“Trig Palin’s moment in the national spotlight is a milestone of the civil rights movement for those with Down syndrome. But it comes at a paradoxical time. Unlike the legal protections accorded the rights of minorities and women, civil rights for people with Down syndrome have rapidly eroded over the past few decades. Of the pre-natally diagnosed cases of Down syndrome, about 90 percent are eliminated by abortion. Last year the American College of Obstetricians and Gynecologists recommended universal, early testing for Down syndrome — which has only been recommended for older pregnant women. Some expect this increased screening to reduce the number of Down syndrome births to something far lower than the 5,500 annually we see today, perhaps to fewer than 1,000” — Michael Gerson, Op-Ed in Washington Post, Sept. 10, 2008. The painful irony we parents of children with Down syndrome have been enduring for decades is this: If our children make it to birth, they are offered panoply of therapies, benefits, and Special Education. IF they make it to birth. And there’s an increasingly slim chance they will in America.
The abortion rate of children with Down syndrome is even higher in France, land of both Charles De Gaulle who had a beloved daughter with Down, and Dr Jerome Lejeune who discovered its cause in 1959 and spent the rest of his life seeking a cure.

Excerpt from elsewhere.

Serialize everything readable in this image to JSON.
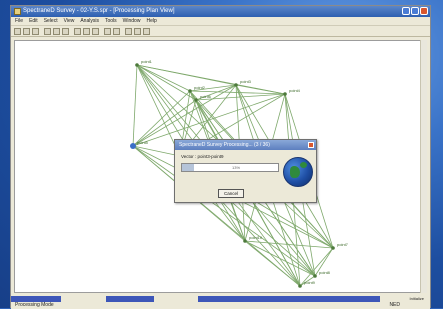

These men’s lives are inspiring examples of respect for the people whom David Gerson describes as “learning slowly and loving much”. Tom Vander Woude’s death is another. A sixty-six-year-old father of 7 boys, Tom, a retired Vietnam War pilot, bought a farm in northern Virginia to raise his family. Tom’s youngest son, 22-year-old Joseph whom he called Josie, has Down syndrome. Friends say that wherever Tom went, Josie was with him and that Tom was a tireless advocate for the rights of those with Down syndrome. Three weeks ago, Josie fell into a 10 foot deep septic tank on the property and was drowning in sewage. Tom dove into the tank telling a worker, “You pull, I’ll push”, immersing himself in the muck to save his son. Josie did survive the ordeal, but tragically, Tom didn’t. There could be no stronger affirmation of the worth and human dignity of an individual with Down syndrome than that given by Tom to his son. But sadly, examples like these are the exception.
Mothers of children with Down syndrome are often asked the pointed question, “Did you know?” the cruel implication of which is, “How did this happen when testing is available?” For most people, the only excuse for giving birth to a child with Down syndrome is ignorance. If a mother knows her child has a genetic anomaly, and has the baby anyway, like Sarah Palin or myself, she is considered a hopeless ideologue, or just plain foolish. She doesn’t care about the good of her family, global warming, or the fact that her child probably won’t get into Harvard. “Haven’t you heard about their quality of life?” they murmur. “Children like this are a burden on society.” Eugenics is alive and well in America with the search-and-destroy methods of pre-natal diagnosis funded by organizations like the March of Dimes. Statistics on birth defects are effectively lowered when those who posses them are eliminated, and the unique contributions these people offer society are denigrated to justify such actions.
This injustice has been challenged by the recent passage of the “Pre-natally and Post-natally Diagnosed Conditions Awareness Act”. Last month, it was approved by both Houses of Congress and is currently awaiting President Bush’s signature. This bill insures that expectant parents whose child has an unfavorable diagnosis will not be forcefully counseled to abort their children and frightened with grim, outdated images of life with Down syndrome, but will be fully educated in the true potential of individuals with their child’s disability. These families will be told of the thousands of educational and support groups available, the promising medical advances to help their child’s health and cognitive development, and if the family still doesn’t feel able to raise the child, a registry of adoptive parents will be made available.
Though Senator Ted Kennedy has scarcely merited praise from the Catholic community since he became intractably pro-abortion, he deserves praise for his support of this bill, which, after three years of being stalled in Congress, has finally passed. Senator Kennedy’s support of the Act is a tribute to the charitable example of his sister, Eunice Kennedy Shriver, who began Special Olympics.
I hope that he repents of his pro-abortion stance and returns to his Catholic roots, so that he may once again be an acceptable candidate for faithful Catholics.
Our Catholic grandparents were ardent Democrats because of the Party’s support for the little guy. Democrats supported the rights of workers, immigrants and the poor; therefore most Catholics joined its ranks. My Grandmother voted Republican for the first time in her life when Ronald Reagan ran for president in 1980 because she was horrified that the “party of the little guy” supported aborting the littlest guys of all. Something had happened to her party.
Somehow compassion for the poor became support for the poor’s right to abort their children. Abortion rates among the poor are twice as high as among the middle class. Surely another approach, such as supporting school choice for children in failing schools, would be a more just solution to the problems of the poor than opening the door to the abortion clinic. The Democratic Party needs a leader like the late Bob Casey Sr. who will lead it back to true compassion for the underdog. A party that makes support for abortion a plank in its platform is no place for Catholics.